* [What to produce]
Your response should consist of the records, reproduced exactly.

Material provided START

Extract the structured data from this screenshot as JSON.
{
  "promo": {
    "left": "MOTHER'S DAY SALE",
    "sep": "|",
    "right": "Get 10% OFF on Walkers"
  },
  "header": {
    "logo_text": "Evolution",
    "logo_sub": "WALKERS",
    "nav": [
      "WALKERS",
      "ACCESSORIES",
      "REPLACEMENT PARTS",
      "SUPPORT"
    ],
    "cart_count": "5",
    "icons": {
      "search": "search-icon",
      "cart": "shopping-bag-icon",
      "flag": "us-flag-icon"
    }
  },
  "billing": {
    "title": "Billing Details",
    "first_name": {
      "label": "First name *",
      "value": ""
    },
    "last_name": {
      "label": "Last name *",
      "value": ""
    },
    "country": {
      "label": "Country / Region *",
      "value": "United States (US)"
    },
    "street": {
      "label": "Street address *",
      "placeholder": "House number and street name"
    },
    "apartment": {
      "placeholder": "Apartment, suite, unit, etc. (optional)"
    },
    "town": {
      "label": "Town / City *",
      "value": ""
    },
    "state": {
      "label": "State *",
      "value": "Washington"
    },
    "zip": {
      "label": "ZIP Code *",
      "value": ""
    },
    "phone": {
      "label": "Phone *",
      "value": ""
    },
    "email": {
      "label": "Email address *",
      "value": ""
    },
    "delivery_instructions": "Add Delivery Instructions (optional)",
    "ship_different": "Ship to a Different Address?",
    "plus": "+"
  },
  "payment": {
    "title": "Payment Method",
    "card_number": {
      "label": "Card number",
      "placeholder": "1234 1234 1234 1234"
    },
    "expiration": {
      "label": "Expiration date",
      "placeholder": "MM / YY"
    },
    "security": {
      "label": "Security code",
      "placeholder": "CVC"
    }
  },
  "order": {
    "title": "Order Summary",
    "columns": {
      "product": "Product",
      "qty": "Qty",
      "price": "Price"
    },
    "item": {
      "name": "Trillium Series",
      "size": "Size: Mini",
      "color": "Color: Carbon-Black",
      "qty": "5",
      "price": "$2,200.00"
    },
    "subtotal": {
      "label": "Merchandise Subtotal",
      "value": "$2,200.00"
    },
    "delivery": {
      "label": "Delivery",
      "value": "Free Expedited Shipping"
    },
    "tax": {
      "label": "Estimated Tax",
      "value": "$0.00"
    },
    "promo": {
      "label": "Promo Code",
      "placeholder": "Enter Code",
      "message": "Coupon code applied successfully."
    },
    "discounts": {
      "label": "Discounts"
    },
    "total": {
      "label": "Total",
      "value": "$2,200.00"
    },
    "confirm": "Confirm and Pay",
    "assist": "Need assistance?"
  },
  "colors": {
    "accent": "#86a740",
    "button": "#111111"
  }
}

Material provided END

* [Worked solution]
Extract the structured data from this screenshot as JSON.
{
  "promo": {
    "left": "MOTHER'S DAY SALE",
    "sep": "|",
    "right": "Get 10% OFF on Walkers"
  },
  "header": {
    "logo_text": "Evolution",
    "logo_sub": "WALKERS",
    "nav": [
      "WALKERS",
      "ACCESSORIES",
      "REPLACEMENT PARTS",
      "SUPPORT"
    ],
    "cart_count": "5",
    "icons": {
      "search": "search-icon",
      "cart": "shopping-bag-icon",
      "flag": "us-flag-icon"
    }
  },
  "billing": {
    "title": "Billing Details",
    "first_name": {
      "label": "First name *",
      "value": ""
    },
    "last_name": {
      "label": "Last name *",
      "value": ""
    },
    "country": {
      "label": "Country / Region *",
      "value": "United States (US)"
    },
    "street": {
      "label": "Street address *",
      "placeholder": "House number and street name"
    },
    "apartment": {
      "placeholder": "Apartment, suite, unit, etc. (optional)"
    },
    "town": {
      "label": "Town / City *",
      "value": ""
    },
    "state": {
      "label": "State *",
      "value": "Washington"
    },
    "zip": {
      "label": "ZIP Code *",
      "value": ""
    },
    "phone": {
      "label": "Phone *",
      "value": ""
    },
    "email": {
      "label": "Email address *",
      "value": ""
    },
    "delivery_instructions": "Add Delivery Instructions (optional)",
    "ship_different": "Ship to a Different Address?",
    "plus": "+"
  },
  "payment": {
    "title": "Payment Method",
    "card_number": {
      "label": "Card number",
      "placeholder": "1234 1234 1234 1234"
    },
    "expiration": {
      "label": "Expiration date",
      "placeholder": "MM / YY"
    },
    "security": {
      "label": "Security code",
      "placeholder": "CVC"
    }
  },
  "order": {
    "title": "Order Summary",
    "columns": {
      "product": "Product",
      "qty": "Qty",
      "price": "Price"
    },
    "item": {
      "name": "Trillium Series",
      "size": "Size: Mini",
      "color": "Color: Carbon-Black",
      "qty": "5",
      "price": "$2,200.00"
    },
    "subtotal": {
      "label": "Merchandise Subtotal",
      "value": "$2,200.00"
    },
    "delivery": {
      "label": "Delivery",
      "value": "Free Expedited Shipping"
    },
    "tax": {
      "label": "Estimated Tax",
      "value": "$0.00"
    },
    "promo": {
      "label": "Promo Code",
      "placeholder": "Enter Code",
      "message": "Coupon code applied successfully."
    },
    "discounts": {
      "label": "Discounts"
    },
    "total": {
      "label": "Total",
      "value": "$2,200.00"
    },
    "confirm": "Confirm and Pay",
    "assist": "Need assistance?"
  },
  "colors": {
    "accent": "#86a740",
    "button": "#111111"
  }
}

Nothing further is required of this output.